Toren is the debut effort from Brazilian studio Sword Tales and follows the story of a girl who must solve the mystery of the tower the game is named after. It’s a story about regrowth and regeneration and claims to be a fusion of poetry and videogames. We aren’t so sure about that but it certainly is interesting.
From the start it is clear the game is heavily inspired by Ico. The whole game is spent climbing the tower and solving puzzles much in the same way as Ico. You also get hold of a magic sword from time to time which acts to shield you from darkness much in the same way as Sony’s much lived game as well.
Toren has a distinctive visual style which is filled with vibrant colours and design. It’s not necessarily the most beautifully stunning game to look at, but it certainly is distinctive and sets up the dark and brooding world well.
The game is only around two hours long and during that time you will mostly be moving around searching for block puzzles to solve, engaging in a bit of light platforming and entering the various dream sequences. These sequences are supposed to represent an awaking within the character of various things such as mercy. They each carry a strong sense of visual design and act as a good counterpoint to the main area of the tower.
The overall goal is to climb to the top of the Tower and defeat the horned dragon which sits atop it. As you progress your character grows in both age and stature and of course everything is all linked together with cryptic bits of story that are drip fed as you ascend.

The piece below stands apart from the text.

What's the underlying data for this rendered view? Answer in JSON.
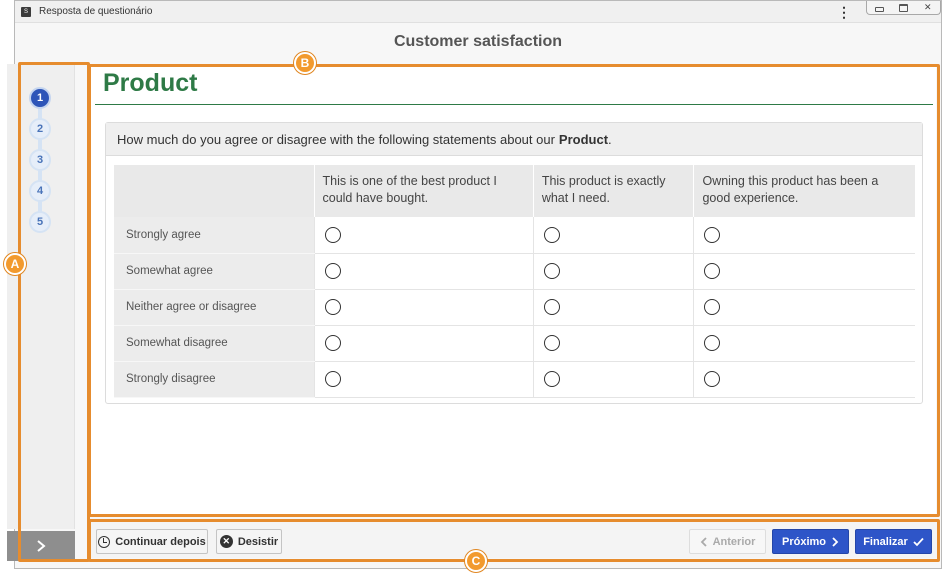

It’s a great idea and for the most part if works well but there are a fair amount of rough edges that can become frustrating over the games short run time. The jumping and combat mechanic is somewhat basic but works most of the time. However, there are occasions when you fall off a ledge and the game can’t work out how to pull you back up without you dropping to your death.
There are also a couple of dreams which are badly judged. One area where you have to walk around a pitch black level is teeth grindingly horrendous as most of times you fall off a ledge you don’t grab hold and just fall to your death. This is the next step on from a level with invisible walk ways and shows up a lack of creativity in the level design through these sections.
Overall, Toren is an imaginative debut from the Brazilian studio. It has both good and bad points but does create a unique and interesting tale once it gets going a bit. With a bit more polishing this could have been an excellent experience that would draw you back time after time. The stodgy mechanics and some poor design in some of dreams will put many people off though and that’s a real shame.